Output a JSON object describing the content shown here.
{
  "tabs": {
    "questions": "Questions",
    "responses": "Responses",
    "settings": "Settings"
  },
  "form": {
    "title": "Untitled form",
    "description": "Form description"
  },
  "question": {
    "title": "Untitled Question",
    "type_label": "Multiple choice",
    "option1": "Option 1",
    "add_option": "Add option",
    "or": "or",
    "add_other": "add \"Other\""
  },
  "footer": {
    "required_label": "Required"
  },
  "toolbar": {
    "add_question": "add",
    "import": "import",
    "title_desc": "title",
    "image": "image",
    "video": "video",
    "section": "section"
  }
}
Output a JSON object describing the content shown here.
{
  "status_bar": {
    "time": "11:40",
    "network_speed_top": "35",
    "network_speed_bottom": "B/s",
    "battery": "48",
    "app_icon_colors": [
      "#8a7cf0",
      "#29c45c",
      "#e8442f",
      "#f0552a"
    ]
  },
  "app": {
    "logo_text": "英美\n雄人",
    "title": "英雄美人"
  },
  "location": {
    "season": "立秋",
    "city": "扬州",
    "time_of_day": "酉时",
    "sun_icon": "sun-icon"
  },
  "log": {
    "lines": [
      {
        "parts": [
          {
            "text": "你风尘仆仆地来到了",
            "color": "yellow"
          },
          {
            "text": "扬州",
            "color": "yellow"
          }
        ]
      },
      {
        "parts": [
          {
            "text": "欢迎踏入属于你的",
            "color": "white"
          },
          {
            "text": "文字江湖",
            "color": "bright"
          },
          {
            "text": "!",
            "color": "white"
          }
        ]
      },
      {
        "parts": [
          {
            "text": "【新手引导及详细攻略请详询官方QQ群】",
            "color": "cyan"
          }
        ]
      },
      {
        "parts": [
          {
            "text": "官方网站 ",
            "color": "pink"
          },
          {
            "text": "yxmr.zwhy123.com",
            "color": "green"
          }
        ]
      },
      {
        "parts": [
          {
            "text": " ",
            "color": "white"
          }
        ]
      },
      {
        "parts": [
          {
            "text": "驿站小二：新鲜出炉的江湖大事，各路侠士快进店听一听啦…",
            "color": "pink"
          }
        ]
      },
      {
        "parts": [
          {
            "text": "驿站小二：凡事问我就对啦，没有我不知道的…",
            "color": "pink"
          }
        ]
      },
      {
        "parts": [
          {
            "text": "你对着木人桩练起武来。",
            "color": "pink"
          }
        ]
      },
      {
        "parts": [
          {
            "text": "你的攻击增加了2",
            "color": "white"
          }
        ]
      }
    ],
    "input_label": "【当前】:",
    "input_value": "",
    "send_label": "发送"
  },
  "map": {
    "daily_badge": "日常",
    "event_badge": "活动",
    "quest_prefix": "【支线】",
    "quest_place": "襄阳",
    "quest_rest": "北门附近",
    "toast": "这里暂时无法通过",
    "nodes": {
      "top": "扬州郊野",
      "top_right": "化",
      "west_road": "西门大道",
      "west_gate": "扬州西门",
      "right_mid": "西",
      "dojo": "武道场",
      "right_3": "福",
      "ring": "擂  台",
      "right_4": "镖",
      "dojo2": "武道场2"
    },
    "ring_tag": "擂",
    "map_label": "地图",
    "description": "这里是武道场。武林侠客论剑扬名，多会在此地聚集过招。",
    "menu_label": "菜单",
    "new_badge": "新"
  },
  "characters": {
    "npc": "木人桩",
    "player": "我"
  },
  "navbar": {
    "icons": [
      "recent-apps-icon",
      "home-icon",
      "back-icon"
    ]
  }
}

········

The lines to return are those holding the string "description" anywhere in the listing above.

- _RESPONSE_
    "description": "Form description"
    "description": "这里是武道场。武林侠客论剑扬名，多会在此地聚集过招。",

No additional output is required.